“He very much wanted to do for television sets what he had done for computers, music players, and phones: make them simple and elegant,” Isaacson said in the book. Here’s an excerpt:

“I’d like to create an integrated television set that is completely easy to use,” he told me. “It would be seamlessly synced with all of your devices and with iCloud.” No longer would users have to fiddle with complex remotes for DVD players and cable channels. “It will have the simplest user interface you could imagine. I finally cracked it.”

Rumors that Apple has plans to enter the TV market have swirled for years now.

Those reports were firmed up last week when an excerpt from Steve Jobs’s biography revealed that the Apple co-Founder was indeed working on an Apple television. ”I’d like to create an integrated television set that is completely easy to use,” Jobs said according to biographer Walter Isaacson. “It would be seamlessly synced with all of your devices and with iCloud. It will have the simplest user interface you could imagine. I finally cracked it.” In a note to investors on Monday, Ticonderoga Securities analyst Brian White said that the upcoming introduction of a smart TV represents a $100 billion revenue opportunity for the Cupertino, California-based consumer electronics giant. Read on for more.
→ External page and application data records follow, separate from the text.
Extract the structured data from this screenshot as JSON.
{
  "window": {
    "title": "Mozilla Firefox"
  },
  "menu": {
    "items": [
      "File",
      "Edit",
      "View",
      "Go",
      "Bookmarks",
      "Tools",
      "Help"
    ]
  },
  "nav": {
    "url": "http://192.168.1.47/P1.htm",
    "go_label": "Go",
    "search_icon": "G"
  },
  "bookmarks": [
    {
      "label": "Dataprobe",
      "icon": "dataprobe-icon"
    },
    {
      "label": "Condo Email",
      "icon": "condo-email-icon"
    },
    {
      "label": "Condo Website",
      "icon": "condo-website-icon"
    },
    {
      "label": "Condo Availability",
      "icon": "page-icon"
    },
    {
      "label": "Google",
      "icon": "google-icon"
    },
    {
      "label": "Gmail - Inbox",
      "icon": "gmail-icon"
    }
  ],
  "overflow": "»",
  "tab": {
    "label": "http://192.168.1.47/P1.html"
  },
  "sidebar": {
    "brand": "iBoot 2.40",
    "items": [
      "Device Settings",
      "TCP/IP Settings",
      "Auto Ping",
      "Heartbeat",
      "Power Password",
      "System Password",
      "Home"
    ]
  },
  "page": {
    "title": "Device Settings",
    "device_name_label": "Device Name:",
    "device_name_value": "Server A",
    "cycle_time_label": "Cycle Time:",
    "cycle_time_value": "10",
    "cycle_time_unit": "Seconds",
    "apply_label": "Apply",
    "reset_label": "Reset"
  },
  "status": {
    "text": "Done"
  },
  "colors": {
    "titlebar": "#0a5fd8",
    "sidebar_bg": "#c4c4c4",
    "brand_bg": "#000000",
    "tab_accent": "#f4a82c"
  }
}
Full Story: Apple’s smart TV to feature ‘unmatched aesthetics,’ could be game-changer for gaming


%d bloggers like this: